"You see," she says with the kind of passion reminiscent of her Lebanese heritage, "living in Pentridge means something very special. "We love it because it is our home, but we love it even more because it is like living with a great big family.
"And, you know, when you tell people you live in Pentridge Village, it's like being someone special."
She smiles at the thought and then, hugging herself as if to emphasise her point, she says, "It is difficult to explain, but we all feel so safe and happy here. We really are part of something special." 
Brilliant interviewing/copy-writing!  Demonstrates precisely the symbolic force of Pentridge as heritage site: nothing specific about ghastly haunted prisons, but simply something "special."

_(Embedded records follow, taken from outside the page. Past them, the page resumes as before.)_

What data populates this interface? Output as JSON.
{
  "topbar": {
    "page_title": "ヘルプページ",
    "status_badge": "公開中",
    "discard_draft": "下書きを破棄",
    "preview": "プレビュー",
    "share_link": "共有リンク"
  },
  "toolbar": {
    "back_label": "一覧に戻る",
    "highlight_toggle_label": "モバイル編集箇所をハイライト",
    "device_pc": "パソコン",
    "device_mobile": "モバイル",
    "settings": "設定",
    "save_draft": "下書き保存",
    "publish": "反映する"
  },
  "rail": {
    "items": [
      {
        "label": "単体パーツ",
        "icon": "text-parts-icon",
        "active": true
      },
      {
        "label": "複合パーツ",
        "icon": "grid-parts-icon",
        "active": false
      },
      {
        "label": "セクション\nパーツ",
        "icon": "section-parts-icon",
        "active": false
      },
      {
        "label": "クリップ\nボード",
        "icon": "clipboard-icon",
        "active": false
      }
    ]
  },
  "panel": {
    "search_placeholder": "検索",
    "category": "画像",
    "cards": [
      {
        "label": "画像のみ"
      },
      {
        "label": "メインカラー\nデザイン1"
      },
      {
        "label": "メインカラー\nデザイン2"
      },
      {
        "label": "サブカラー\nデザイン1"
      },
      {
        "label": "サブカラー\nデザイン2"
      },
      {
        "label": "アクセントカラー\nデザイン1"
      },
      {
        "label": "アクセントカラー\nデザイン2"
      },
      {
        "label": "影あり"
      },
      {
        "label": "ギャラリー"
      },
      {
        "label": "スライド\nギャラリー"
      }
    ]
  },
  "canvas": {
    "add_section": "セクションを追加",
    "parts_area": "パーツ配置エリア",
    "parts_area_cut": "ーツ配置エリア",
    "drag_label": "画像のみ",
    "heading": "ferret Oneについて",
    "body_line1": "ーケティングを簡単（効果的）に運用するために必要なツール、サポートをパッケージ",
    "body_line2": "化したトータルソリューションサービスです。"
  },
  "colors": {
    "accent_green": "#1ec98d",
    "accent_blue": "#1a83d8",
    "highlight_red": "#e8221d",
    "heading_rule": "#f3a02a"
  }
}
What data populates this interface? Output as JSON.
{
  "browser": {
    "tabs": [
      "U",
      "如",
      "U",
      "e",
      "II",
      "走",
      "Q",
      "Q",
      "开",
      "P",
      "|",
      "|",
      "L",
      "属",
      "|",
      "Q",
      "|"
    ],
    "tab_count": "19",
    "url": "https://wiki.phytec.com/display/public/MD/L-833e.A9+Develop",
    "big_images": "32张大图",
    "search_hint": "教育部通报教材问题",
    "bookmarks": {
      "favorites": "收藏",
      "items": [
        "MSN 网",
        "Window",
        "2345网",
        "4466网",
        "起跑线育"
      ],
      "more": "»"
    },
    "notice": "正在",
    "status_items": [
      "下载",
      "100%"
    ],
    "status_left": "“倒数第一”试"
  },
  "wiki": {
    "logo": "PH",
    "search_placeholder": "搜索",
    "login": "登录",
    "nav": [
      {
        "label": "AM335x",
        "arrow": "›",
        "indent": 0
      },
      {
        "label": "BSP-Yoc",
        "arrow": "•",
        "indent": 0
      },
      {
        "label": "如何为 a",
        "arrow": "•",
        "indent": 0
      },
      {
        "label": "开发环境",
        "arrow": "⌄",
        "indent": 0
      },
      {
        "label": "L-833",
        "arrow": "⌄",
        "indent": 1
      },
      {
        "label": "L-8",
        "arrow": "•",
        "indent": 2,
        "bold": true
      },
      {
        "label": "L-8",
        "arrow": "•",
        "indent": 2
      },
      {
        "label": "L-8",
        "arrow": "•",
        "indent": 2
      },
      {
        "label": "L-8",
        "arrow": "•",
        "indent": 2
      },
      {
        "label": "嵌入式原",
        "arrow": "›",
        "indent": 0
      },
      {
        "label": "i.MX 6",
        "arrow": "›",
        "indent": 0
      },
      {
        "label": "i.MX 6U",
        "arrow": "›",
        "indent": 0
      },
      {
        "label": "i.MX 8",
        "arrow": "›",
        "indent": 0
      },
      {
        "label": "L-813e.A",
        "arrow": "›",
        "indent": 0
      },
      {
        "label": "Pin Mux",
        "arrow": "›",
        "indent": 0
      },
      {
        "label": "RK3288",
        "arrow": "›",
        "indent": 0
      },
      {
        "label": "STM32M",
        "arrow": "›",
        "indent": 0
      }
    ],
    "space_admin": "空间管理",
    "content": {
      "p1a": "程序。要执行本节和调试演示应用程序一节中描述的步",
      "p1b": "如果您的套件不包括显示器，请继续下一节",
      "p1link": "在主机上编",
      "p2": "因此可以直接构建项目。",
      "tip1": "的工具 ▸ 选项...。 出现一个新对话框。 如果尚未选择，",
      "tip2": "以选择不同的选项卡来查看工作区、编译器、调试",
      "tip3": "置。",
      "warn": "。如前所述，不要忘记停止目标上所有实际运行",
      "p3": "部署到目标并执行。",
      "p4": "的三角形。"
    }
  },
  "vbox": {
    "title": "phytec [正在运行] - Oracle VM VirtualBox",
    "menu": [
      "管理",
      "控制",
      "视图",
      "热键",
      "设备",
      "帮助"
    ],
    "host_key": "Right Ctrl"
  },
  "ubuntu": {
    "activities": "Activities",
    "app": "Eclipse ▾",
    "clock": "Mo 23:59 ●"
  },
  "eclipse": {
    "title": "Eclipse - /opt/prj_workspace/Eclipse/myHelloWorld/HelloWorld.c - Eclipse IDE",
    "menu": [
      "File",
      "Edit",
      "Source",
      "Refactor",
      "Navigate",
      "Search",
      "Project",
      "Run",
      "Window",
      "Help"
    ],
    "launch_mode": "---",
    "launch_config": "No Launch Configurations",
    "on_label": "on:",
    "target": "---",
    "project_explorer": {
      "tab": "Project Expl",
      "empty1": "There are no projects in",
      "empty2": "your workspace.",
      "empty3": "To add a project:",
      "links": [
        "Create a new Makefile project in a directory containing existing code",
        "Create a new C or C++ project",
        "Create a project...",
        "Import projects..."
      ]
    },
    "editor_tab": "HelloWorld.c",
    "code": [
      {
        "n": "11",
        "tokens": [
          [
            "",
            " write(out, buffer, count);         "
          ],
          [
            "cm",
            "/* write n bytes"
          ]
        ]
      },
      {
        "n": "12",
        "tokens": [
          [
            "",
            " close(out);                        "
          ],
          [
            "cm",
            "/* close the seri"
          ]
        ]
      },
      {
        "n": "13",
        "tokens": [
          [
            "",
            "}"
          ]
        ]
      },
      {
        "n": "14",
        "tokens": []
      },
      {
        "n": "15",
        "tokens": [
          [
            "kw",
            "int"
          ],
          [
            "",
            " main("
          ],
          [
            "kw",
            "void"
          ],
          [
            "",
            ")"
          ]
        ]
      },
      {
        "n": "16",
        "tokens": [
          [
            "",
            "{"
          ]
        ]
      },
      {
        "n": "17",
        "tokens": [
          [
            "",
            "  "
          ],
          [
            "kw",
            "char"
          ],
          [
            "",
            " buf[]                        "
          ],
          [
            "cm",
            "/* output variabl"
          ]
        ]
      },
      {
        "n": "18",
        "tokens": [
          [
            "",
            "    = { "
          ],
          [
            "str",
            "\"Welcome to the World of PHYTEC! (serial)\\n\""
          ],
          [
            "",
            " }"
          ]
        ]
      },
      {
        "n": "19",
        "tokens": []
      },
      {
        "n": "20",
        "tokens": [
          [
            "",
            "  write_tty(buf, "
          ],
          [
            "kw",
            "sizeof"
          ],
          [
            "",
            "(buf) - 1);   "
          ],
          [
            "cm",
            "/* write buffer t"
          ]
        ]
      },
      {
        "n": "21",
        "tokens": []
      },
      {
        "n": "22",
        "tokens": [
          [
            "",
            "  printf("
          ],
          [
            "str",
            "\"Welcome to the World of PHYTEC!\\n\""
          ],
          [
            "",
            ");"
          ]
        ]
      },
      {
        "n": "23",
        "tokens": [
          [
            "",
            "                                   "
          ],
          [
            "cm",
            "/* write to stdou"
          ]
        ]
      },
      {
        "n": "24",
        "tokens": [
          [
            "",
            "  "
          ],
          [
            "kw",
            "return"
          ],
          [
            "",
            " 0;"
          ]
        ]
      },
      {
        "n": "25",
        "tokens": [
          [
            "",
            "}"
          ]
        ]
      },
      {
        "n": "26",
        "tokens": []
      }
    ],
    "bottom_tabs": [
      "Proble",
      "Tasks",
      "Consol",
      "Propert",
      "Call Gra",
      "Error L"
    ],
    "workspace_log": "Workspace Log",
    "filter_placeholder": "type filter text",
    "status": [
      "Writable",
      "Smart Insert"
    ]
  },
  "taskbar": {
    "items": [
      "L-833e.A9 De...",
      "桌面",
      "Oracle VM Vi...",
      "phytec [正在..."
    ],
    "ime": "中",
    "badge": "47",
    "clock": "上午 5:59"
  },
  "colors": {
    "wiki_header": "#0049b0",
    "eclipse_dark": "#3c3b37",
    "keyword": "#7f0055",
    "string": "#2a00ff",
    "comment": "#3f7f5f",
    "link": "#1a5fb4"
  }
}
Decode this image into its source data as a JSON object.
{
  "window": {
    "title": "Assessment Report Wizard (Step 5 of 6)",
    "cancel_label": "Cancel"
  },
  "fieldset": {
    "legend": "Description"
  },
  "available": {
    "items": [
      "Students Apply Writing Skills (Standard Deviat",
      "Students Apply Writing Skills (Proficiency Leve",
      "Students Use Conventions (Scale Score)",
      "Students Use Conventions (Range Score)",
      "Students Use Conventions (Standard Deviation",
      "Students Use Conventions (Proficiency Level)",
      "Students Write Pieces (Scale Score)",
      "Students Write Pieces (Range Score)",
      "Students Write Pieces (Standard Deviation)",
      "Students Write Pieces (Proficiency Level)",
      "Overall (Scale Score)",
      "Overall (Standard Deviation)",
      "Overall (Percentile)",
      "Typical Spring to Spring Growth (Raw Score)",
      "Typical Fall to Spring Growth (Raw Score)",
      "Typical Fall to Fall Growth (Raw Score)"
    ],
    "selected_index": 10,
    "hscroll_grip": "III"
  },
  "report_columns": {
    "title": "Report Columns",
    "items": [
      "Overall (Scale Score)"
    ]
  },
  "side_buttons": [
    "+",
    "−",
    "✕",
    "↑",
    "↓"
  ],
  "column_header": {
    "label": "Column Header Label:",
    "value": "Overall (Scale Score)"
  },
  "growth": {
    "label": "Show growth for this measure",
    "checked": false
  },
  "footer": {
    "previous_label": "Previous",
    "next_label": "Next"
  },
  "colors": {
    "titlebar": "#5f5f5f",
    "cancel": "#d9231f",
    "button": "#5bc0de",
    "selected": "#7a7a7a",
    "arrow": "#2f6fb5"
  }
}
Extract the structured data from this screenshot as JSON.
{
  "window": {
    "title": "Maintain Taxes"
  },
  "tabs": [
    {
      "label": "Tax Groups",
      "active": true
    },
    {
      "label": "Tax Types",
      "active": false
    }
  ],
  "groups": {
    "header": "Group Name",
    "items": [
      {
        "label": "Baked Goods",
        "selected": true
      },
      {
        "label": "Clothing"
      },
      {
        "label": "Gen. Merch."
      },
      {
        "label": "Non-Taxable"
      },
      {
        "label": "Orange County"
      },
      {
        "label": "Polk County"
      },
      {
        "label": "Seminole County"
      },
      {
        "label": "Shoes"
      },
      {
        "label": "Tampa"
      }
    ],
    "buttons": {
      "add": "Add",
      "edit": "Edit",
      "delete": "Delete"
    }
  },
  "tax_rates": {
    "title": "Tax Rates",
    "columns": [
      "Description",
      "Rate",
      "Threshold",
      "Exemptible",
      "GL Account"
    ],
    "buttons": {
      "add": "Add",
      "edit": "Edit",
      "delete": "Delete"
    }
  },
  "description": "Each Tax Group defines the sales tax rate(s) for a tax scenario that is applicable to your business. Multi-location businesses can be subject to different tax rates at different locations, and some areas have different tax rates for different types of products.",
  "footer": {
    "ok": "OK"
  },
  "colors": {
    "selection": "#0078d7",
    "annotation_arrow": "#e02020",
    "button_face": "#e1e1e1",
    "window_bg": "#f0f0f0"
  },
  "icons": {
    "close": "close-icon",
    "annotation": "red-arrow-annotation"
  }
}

One of the first couples to buy were a policeman and his partner, who bought a two-bedroom warehouse shell in the old prison mill.

Interviewed in The Age, Mr Hinton was "not concerned about its violent history."

"If these walls could talk they would certainly have a bit to say, but I'm not bothered at all," Mr Hinton said.
Ms Shields thought the retention of the bluestone perimeter would provide a strong sense of community. 

The development has not been uncontroversial, stylistically, or in heritage terms. Here are a few pics I've found on the web, showing first, an attempt to build the apartments on top of the walls, over an archway that as Vaughn showed us yesterday, leads down to the old laundry, one of the oldest parts of the estate.

and here, a reminder that for all the "safety" and "community" of a walled village, that "safety" depended on making sure you didn't escape.

 I particularly like the way they have kept the interesting feature of the tower, but made steps up/down to it on the wall, to reduce the oppressive "prison affect" of the walls.


Geoff Winkler said...

I have been trying to make contact with you via "facebook" and "hangout", it seems to no avail.
I have many suggestions and ideas for subjects for your blog, including the (William) Stanford fountain. An excellent article was prepared on this and can be viewed on newsletter No.641 from: http://whitehat.com.au


Stephanie Trigg said...

Thanks, Geoff. I've been using some of the White Hat sites: they're terrific.

I don't normally friend people on Facebook if I don't know them, but have "confirmed" you now. I'm not on hangout. But am on twitter @stephanietrigg

Must dash to do some other work now, but that fountain is terrific, and a real testament to Stanford's skill with this intractable stone. I'll put it on the (growing) list of sites to go and visit.

Thanks so much for this! would love more ideas and comments!